What is required:
What is needed here is an exact printout of the data, with no pictures included.

+++ Entries shown +++

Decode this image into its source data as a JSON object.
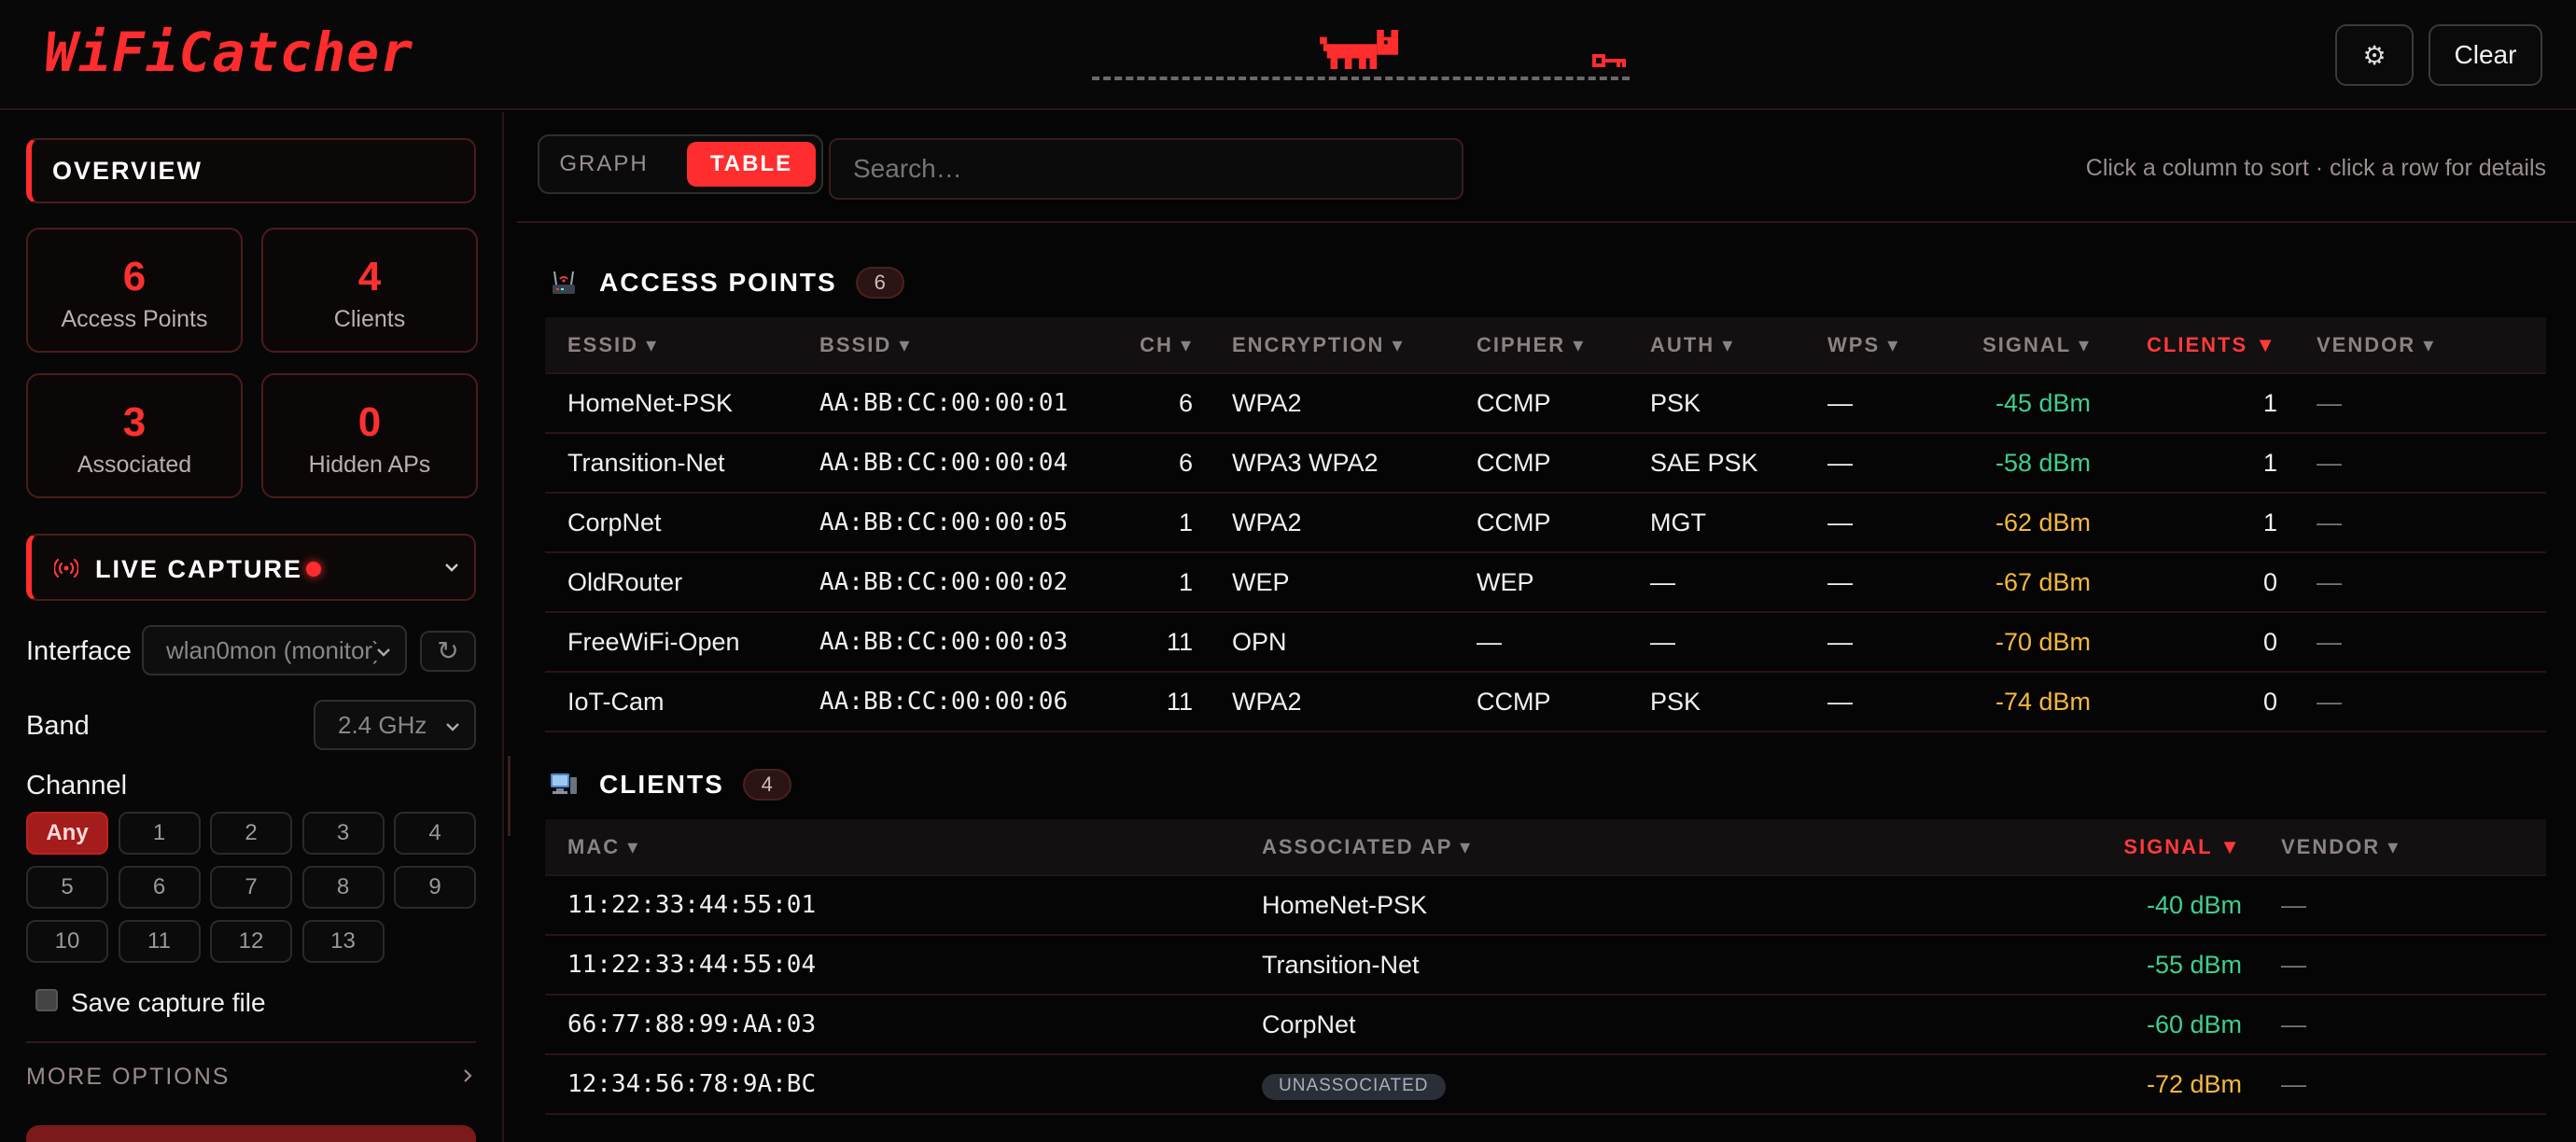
{
  "app": {
    "title": "WiFiCatcher",
    "settings_label": "⚙",
    "clear_label": "Clear"
  },
  "overview": {
    "title": "OVERVIEW",
    "stats": [
      {
        "value": "6",
        "label": "Access Points"
      },
      {
        "value": "4",
        "label": "Clients"
      },
      {
        "value": "3",
        "label": "Associated"
      },
      {
        "value": "0",
        "label": "Hidden APs"
      }
    ]
  },
  "live_capture": {
    "title": "LIVE CAPTURE",
    "interface_label": "Interface",
    "interface_value": "wlan0mon (monitor)",
    "refresh_label": "↻",
    "band_label": "Band",
    "band_value": "2.4 GHz",
    "channel_label": "Channel",
    "channels": [
      "Any",
      "1",
      "2",
      "3",
      "4",
      "5",
      "6",
      "7",
      "8",
      "9",
      "10",
      "11",
      "12",
      "13"
    ],
    "save_label": "Save capture file",
    "more_options": "MORE OPTIONS"
  },
  "view": {
    "graph_label": "GRAPH",
    "table_label": "TABLE",
    "search_placeholder": "Search…",
    "hint": "Click a column to sort · click a row for details"
  },
  "access_points": {
    "title": "ACCESS POINTS",
    "count": "6",
    "columns": [
      "ESSID ▾",
      "BSSID ▾",
      "CH ▾",
      "ENCRYPTION ▾",
      "CIPHER ▾",
      "AUTH ▾",
      "WPS ▾",
      "SIGNAL ▾",
      "CLIENTS ▼",
      "VENDOR ▾"
    ],
    "rows": [
      [
        "HomeNet-PSK",
        "AA:BB:CC:00:00:01",
        "6",
        "WPA2",
        "CCMP",
        "PSK",
        "—",
        "-45 dBm",
        "1",
        "—"
      ],
      [
        "Transition-Net",
        "AA:BB:CC:00:00:04",
        "6",
        "WPA3 WPA2",
        "CCMP",
        "SAE PSK",
        "—",
        "-58 dBm",
        "1",
        "—"
      ],
      [
        "CorpNet",
        "AA:BB:CC:00:00:05",
        "1",
        "WPA2",
        "CCMP",
        "MGT",
        "—",
        "-62 dBm",
        "1",
        "—"
      ],
      [
        "OldRouter",
        "AA:BB:CC:00:00:02",
        "1",
        "WEP",
        "WEP",
        "—",
        "—",
        "-67 dBm",
        "0",
        "—"
      ],
      [
        "FreeWiFi-Open",
        "AA:BB:CC:00:00:03",
        "11",
        "OPN",
        "—",
        "—",
        "—",
        "-70 dBm",
        "0",
        "—"
      ],
      [
        "IoT-Cam",
        "AA:BB:CC:00:00:06",
        "11",
        "WPA2",
        "CCMP",
        "PSK",
        "—",
        "-74 dBm",
        "0",
        "—"
      ]
    ]
  },
  "clients": {
    "title": "CLIENTS",
    "count": "4",
    "columns": [
      "MAC ▾",
      "ASSOCIATED AP ▾",
      "SIGNAL ▼",
      "VENDOR ▾"
    ],
    "rows": [
      [
        "11:22:33:44:55:01",
        "HomeNet-PSK",
        "-40 dBm",
        "—"
      ],
      [
        "11:22:33:44:55:04",
        "Transition-Net",
        "-55 dBm",
        "—"
      ],
      [
        "66:77:88:99:AA:03",
        "CorpNet",
        "-60 dBm",
        "—"
      ],
      [
        "12:34:56:78:9A:BC",
        "UNASSOCIATED",
        "-72 dBm",
        "—"
      ]
    ]
  },
  "colors": {
    "accent": "#ff2d2d",
    "signal_good": "#3ecf8e",
    "signal_mid": "#f5b83d"
  }
}
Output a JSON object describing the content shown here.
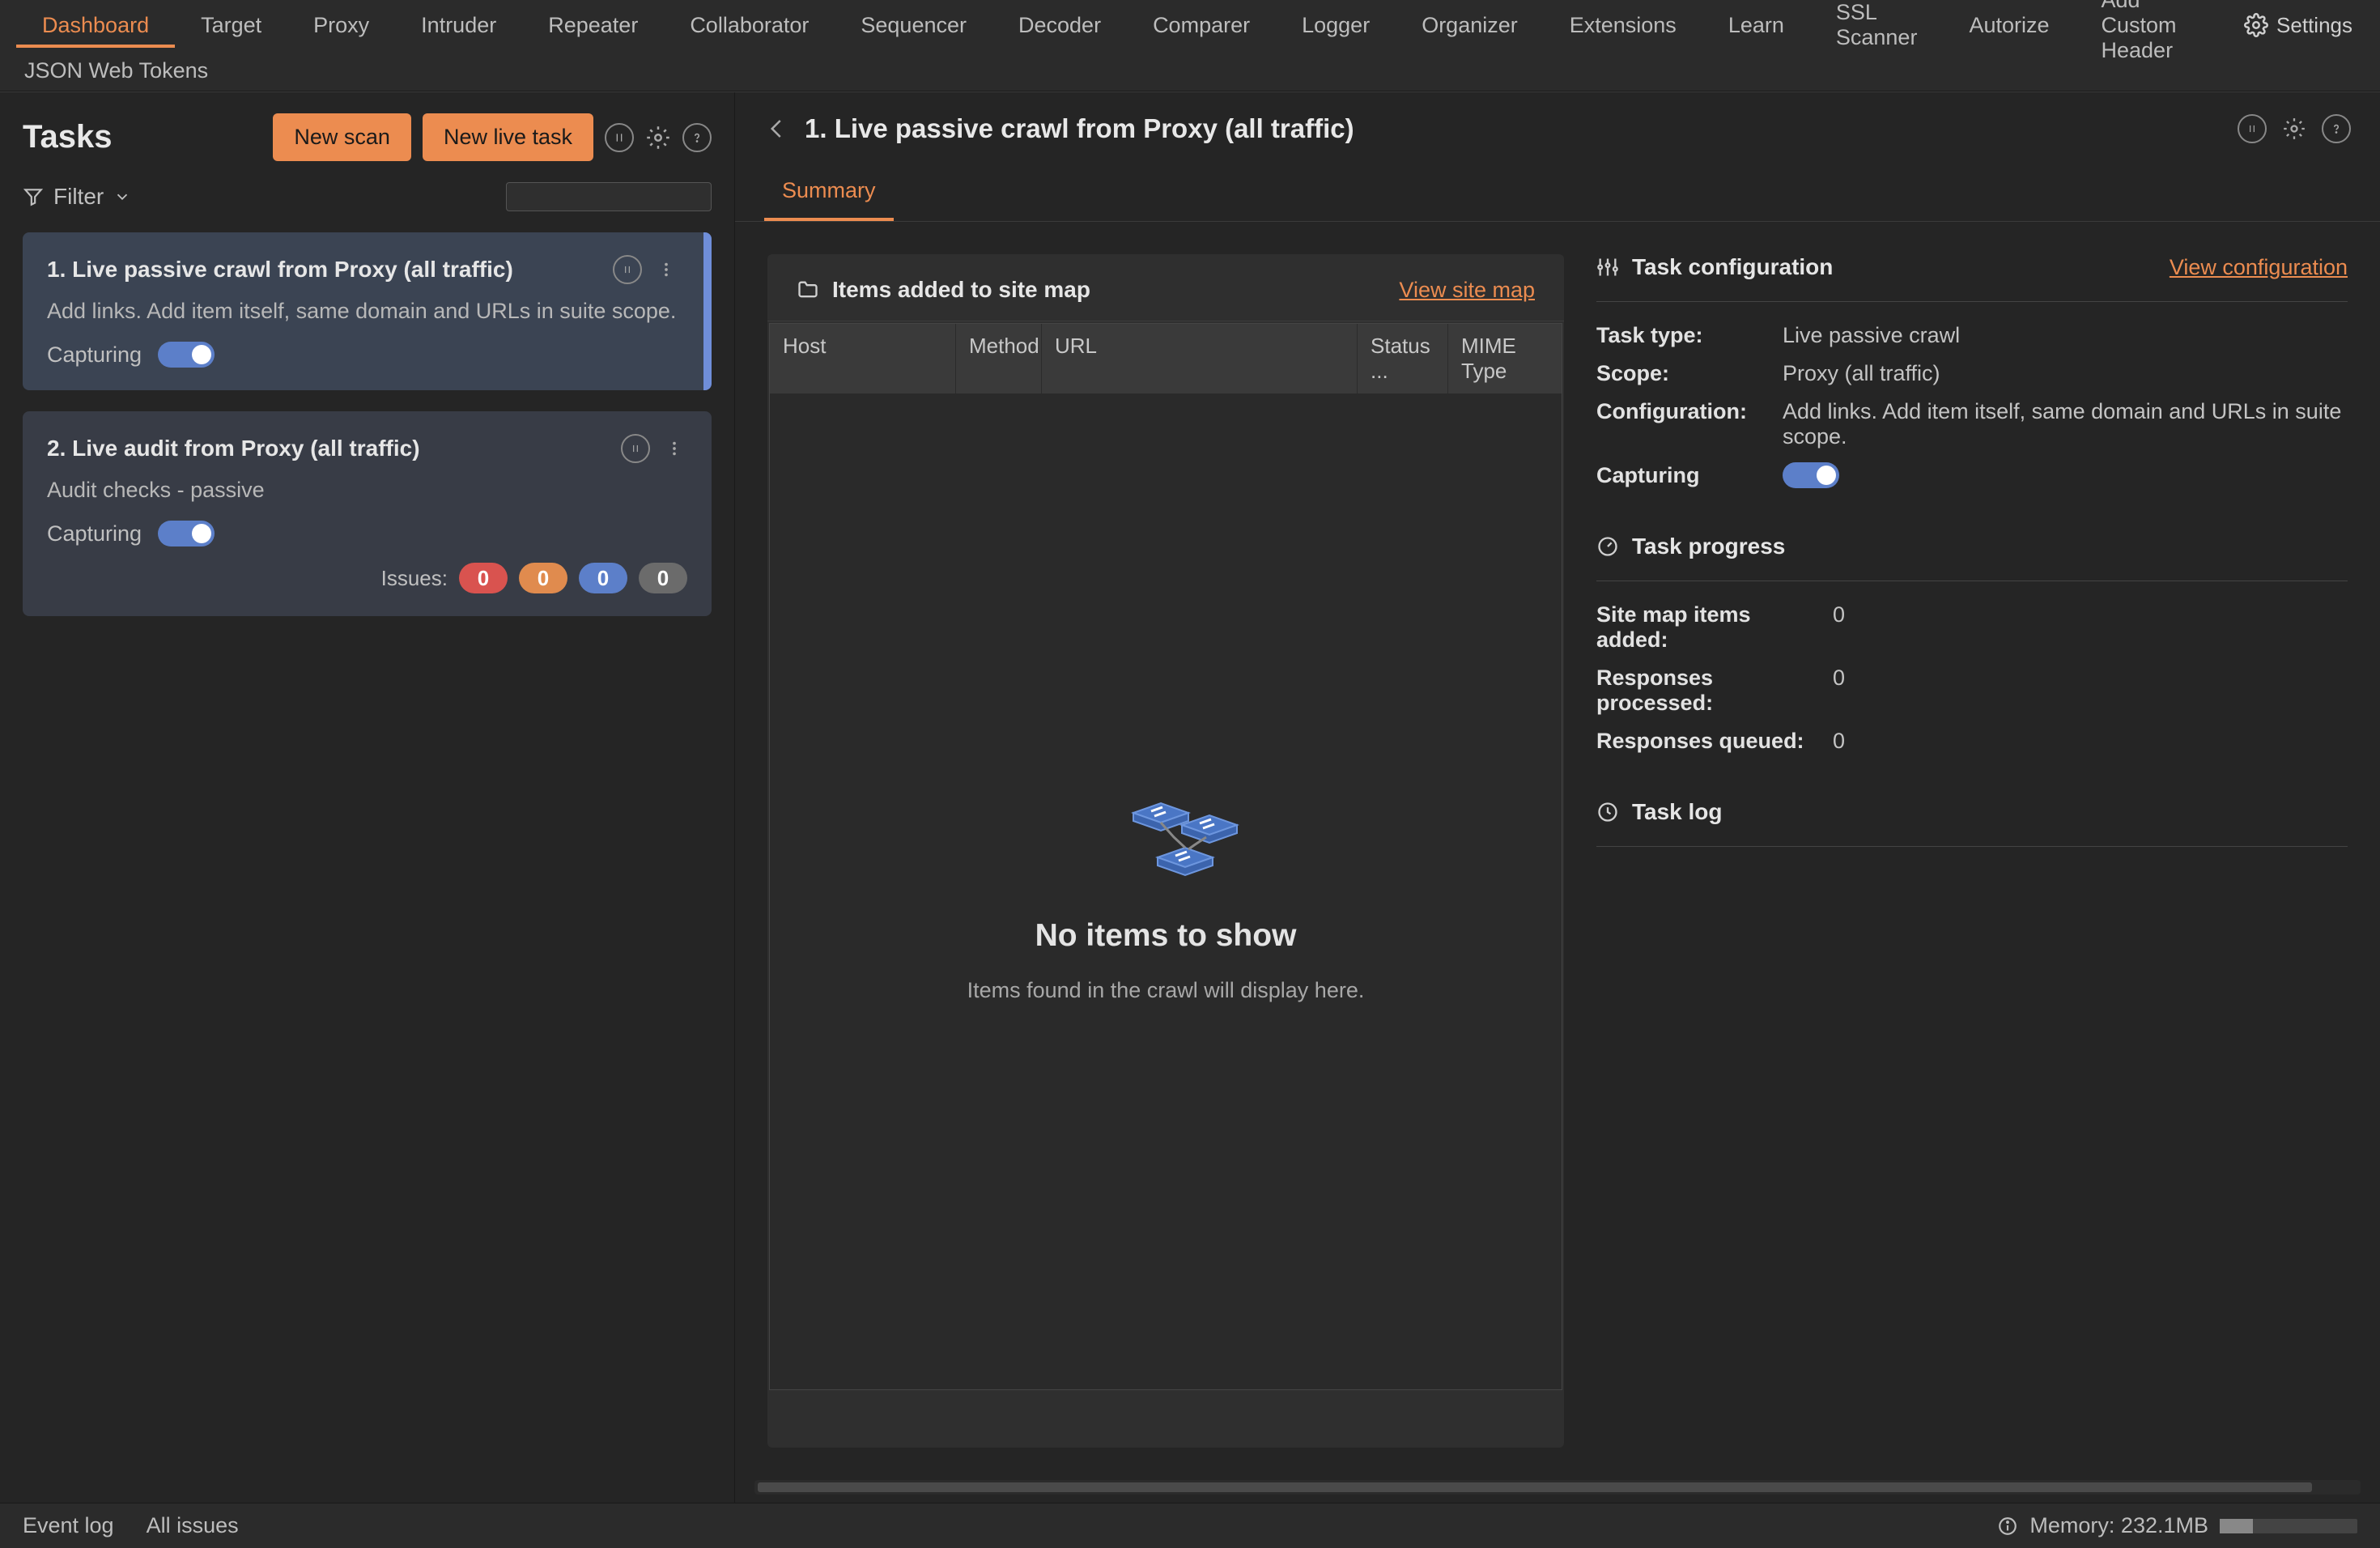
{
  "top_tabs_row1": [
    "Dashboard",
    "Target",
    "Proxy",
    "Intruder",
    "Repeater",
    "Collaborator",
    "Sequencer",
    "Decoder",
    "Comparer",
    "Logger",
    "Organizer",
    "Extensions",
    "Learn",
    "SSL Scanner",
    "Autorize",
    "Add Custom Header"
  ],
  "top_tabs_row1_active": 0,
  "top_tabs_row2": [
    "JSON Web Tokens"
  ],
  "settings_label": "Settings",
  "tasks": {
    "title": "Tasks",
    "new_scan_label": "New scan",
    "new_live_task_label": "New live task",
    "filter_label": "Filter",
    "search_value": "",
    "items": [
      {
        "title": "1. Live passive crawl from Proxy (all traffic)",
        "desc": "Add links. Add item itself, same domain and URLs in suite scope.",
        "capturing_label": "Capturing",
        "active": true
      },
      {
        "title": "2. Live audit from Proxy (all traffic)",
        "desc": "Audit checks - passive",
        "capturing_label": "Capturing",
        "active": false,
        "issues_label": "Issues:",
        "issues": {
          "high": "0",
          "medium": "0",
          "low": "0",
          "info": "0"
        }
      }
    ]
  },
  "detail": {
    "title": "1. Live passive crawl from Proxy (all traffic)",
    "subtabs": [
      "Summary"
    ],
    "subtab_active": 0,
    "sitemap": {
      "title": "Items added to site map",
      "view_link": "View site map",
      "columns": {
        "host": "Host",
        "method": "Method",
        "url": "URL",
        "status": "Status ...",
        "mime": "MIME Type"
      },
      "empty_title": "No items to show",
      "empty_sub": "Items found in the crawl will display here."
    },
    "config": {
      "title": "Task configuration",
      "view_link": "View configuration",
      "rows": {
        "task_type": {
          "k": "Task type:",
          "v": "Live passive crawl"
        },
        "scope": {
          "k": "Scope:",
          "v": "Proxy (all traffic)"
        },
        "configuration": {
          "k": "Configuration:",
          "v": "Add links. Add item itself, same domain and URLs in suite scope."
        }
      },
      "capturing_label": "Capturing"
    },
    "progress": {
      "title": "Task progress",
      "rows": {
        "added": {
          "k": "Site map items added:",
          "v": "0"
        },
        "processed": {
          "k": "Responses processed:",
          "v": "0"
        },
        "queued": {
          "k": "Responses queued:",
          "v": "0"
        }
      }
    },
    "log": {
      "title": "Task log"
    }
  },
  "footer": {
    "event_log": "Event log",
    "all_issues": "All issues",
    "memory_label": "Memory: 232.1MB"
  }
}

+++

Solution to this task:
Decode this image into its source data as a JSON object.
{
  "app": {
    "title": "WiFiCatcher",
    "settings_label": "⚙",
    "clear_label": "Clear"
  },
  "overview": {
    "title": "OVERVIEW",
    "stats": [
      {
        "value": "6",
        "label": "Access Points"
      },
      {
        "value": "4",
        "label": "Clients"
      },
      {
        "value": "3",
        "label": "Associated"
      },
      {
        "value": "0",
        "label": "Hidden APs"
      }
    ]
  },
  "live_capture": {
    "title": "LIVE CAPTURE",
    "interface_label": "Interface",
    "interface_value": "wlan0mon (monitor)",
    "refresh_label": "↻",
    "band_label": "Band",
    "band_value": "2.4 GHz",
    "channel_label": "Channel",
    "channels": [
      "Any",
      "1",
      "2",
      "3",
      "4",
      "5",
      "6",
      "7",
      "8",
      "9",
      "10",
      "11",
      "12",
      "13"
    ],
    "save_label": "Save capture file",
    "more_options": "MORE OPTIONS"
  },
  "view": {
    "graph_label": "GRAPH",
    "table_label": "TABLE",
    "search_placeholder": "Search…",
    "hint": "Click a column to sort · click a row for details"
  },
  "access_points": {
    "title": "ACCESS POINTS",
    "count": "6",
    "columns": [
      "ESSID ▾",
      "BSSID ▾",
      "CH ▾",
      "ENCRYPTION ▾",
      "CIPHER ▾",
      "AUTH ▾",
      "WPS ▾",
      "SIGNAL ▾",
      "CLIENTS ▼",
      "VENDOR ▾"
    ],
    "rows": [
      [
        "HomeNet-PSK",
        "AA:BB:CC:00:00:01",
        "6",
        "WPA2",
        "CCMP",
        "PSK",
        "—",
        "-45 dBm",
        "1",
        "—"
      ],
      [
        "Transition-Net",
        "AA:BB:CC:00:00:04",
        "6",
        "WPA3 WPA2",
        "CCMP",
        "SAE PSK",
        "—",
        "-58 dBm",
        "1",
        "—"
      ],
      [
        "CorpNet",
        "AA:BB:CC:00:00:05",
        "1",
        "WPA2",
        "CCMP",
        "MGT",
        "—",
        "-62 dBm",
        "1",
        "—"
      ],
      [
        "OldRouter",
        "AA:BB:CC:00:00:02",
        "1",
        "WEP",
        "WEP",
        "—",
        "—",
        "-67 dBm",
        "0",
        "—"
      ],
      [
        "FreeWiFi-Open",
        "AA:BB:CC:00:00:03",
        "11",
        "OPN",
        "—",
        "—",
        "—",
        "-70 dBm",
        "0",
        "—"
      ],
      [
        "IoT-Cam",
        "AA:BB:CC:00:00:06",
        "11",
        "WPA2",
        "CCMP",
        "PSK",
        "—",
        "-74 dBm",
        "0",
        "—"
      ]
    ]
  },
  "clients": {
    "title": "CLIENTS",
    "count": "4",
    "columns": [
      "MAC ▾",
      "ASSOCIATED AP ▾",
      "SIGNAL ▼",
      "VENDOR ▾"
    ],
    "rows": [
      [
        "11:22:33:44:55:01",
        "HomeNet-PSK",
        "-40 dBm",
        "—"
      ],
      [
        "11:22:33:44:55:04",
        "Transition-Net",
        "-55 dBm",
        "—"
      ],
      [
        "66:77:88:99:AA:03",
        "CorpNet",
        "-60 dBm",
        "—"
      ],
      [
        "12:34:56:78:9A:BC",
        "UNASSOCIATED",
        "-72 dBm",
        "—"
      ]
    ]
  },
  "colors": {
    "accent": "#ff2d2d",
    "signal_good": "#3ecf8e",
    "signal_mid": "#f5b83d"
  }
}
Output a JSON object describing the content shown here.
{
  "top_tabs_row1": [
    "Dashboard",
    "Target",
    "Proxy",
    "Intruder",
    "Repeater",
    "Collaborator",
    "Sequencer",
    "Decoder",
    "Comparer",
    "Logger",
    "Organizer",
    "Extensions",
    "Learn",
    "SSL Scanner",
    "Autorize",
    "Add Custom Header"
  ],
  "top_tabs_row1_active": 0,
  "top_tabs_row2": [
    "JSON Web Tokens"
  ],
  "settings_label": "Settings",
  "tasks": {
    "title": "Tasks",
    "new_scan_label": "New scan",
    "new_live_task_label": "New live task",
    "filter_label": "Filter",
    "search_value": "",
    "items": [
      {
        "title": "1. Live passive crawl from Proxy (all traffic)",
        "desc": "Add links. Add item itself, same domain and URLs in suite scope.",
        "capturing_label": "Capturing",
        "active": true
      },
      {
        "title": "2. Live audit from Proxy (all traffic)",
        "desc": "Audit checks - passive",
        "capturing_label": "Capturing",
        "active": false,
        "issues_label": "Issues:",
        "issues": {
          "high": "0",
          "medium": "0",
          "low": "0",
          "info": "0"
        }
      }
    ]
  },
  "detail": {
    "title": "1. Live passive crawl from Proxy (all traffic)",
    "subtabs": [
      "Summary"
    ],
    "subtab_active": 0,
    "sitemap": {
      "title": "Items added to site map",
      "view_link": "View site map",
      "columns": {
        "host": "Host",
        "method": "Method",
        "url": "URL",
        "status": "Status ...",
        "mime": "MIME Type"
      },
      "empty_title": "No items to show",
      "empty_sub": "Items found in the crawl will display here."
    },
    "config": {
      "title": "Task configuration",
      "view_link": "View configuration",
      "rows": {
        "task_type": {
          "k": "Task type:",
          "v": "Live passive crawl"
        },
        "scope": {
          "k": "Scope:",
          "v": "Proxy (all traffic)"
        },
        "configuration": {
          "k": "Configuration:",
          "v": "Add links. Add item itself, same domain and URLs in suite scope."
        }
      },
      "capturing_label": "Capturing"
    },
    "progress": {
      "title": "Task progress",
      "rows": {
        "added": {
          "k": "Site map items added:",
          "v": "0"
        },
        "processed": {
          "k": "Responses processed:",
          "v": "0"
        },
        "queued": {
          "k": "Responses queued:",
          "v": "0"
        }
      }
    },
    "log": {
      "title": "Task log"
    }
  },
  "footer": {
    "event_log": "Event log",
    "all_issues": "All issues",
    "memory_label": "Memory: 232.1MB"
  }
}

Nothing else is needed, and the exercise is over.